**DIRECTIONS FOR THIS TASK**.
When you reproduce the entries below, keep each one exact and drop any pictures.

**DATASET RECORDS**.
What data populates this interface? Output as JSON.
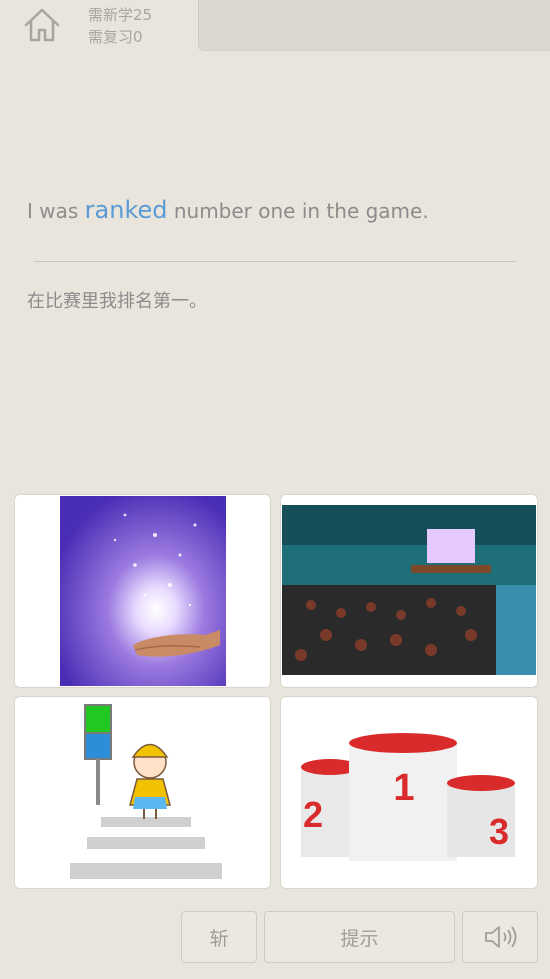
{
  "header": {
    "new_count": "需新学25",
    "review_count": "需复习0"
  },
  "sentence": {
    "before": "I was ",
    "word": "ranked",
    "after": " number one in the game."
  },
  "translation": "在比赛里我排名第一。",
  "options": [
    {
      "icon": "magic-hands-image"
    },
    {
      "icon": "conference-audience-image"
    },
    {
      "icon": "crosswalk-child-image"
    },
    {
      "icon": "winner-podium-image",
      "labels": [
        "1",
        "2",
        "3"
      ]
    }
  ],
  "toolbar": {
    "skip_label": "斩",
    "hint_label": "提示"
  },
  "colors": {
    "highlight": "#5b9bd5",
    "background": "#e9e5dc",
    "podium_red": "#d92b2b"
  }
}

**WRITTEN RESPONSE**.
What data populates this interface? Output as JSON.
{
  "header": {
    "new_count": "需新学25",
    "review_count": "需复习0"
  },
  "sentence": {
    "before": "I was ",
    "word": "ranked",
    "after": " number one in the game."
  },
  "translation": "在比赛里我排名第一。",
  "options": [
    {
      "icon": "magic-hands-image"
    },
    {
      "icon": "conference-audience-image"
    },
    {
      "icon": "crosswalk-child-image"
    },
    {
      "icon": "winner-podium-image",
      "labels": [
        "1",
        "2",
        "3"
      ]
    }
  ],
  "toolbar": {
    "skip_label": "斩",
    "hint_label": "提示"
  },
  "colors": {
    "highlight": "#5b9bd5",
    "background": "#e9e5dc",
    "podium_red": "#d92b2b"
  }
}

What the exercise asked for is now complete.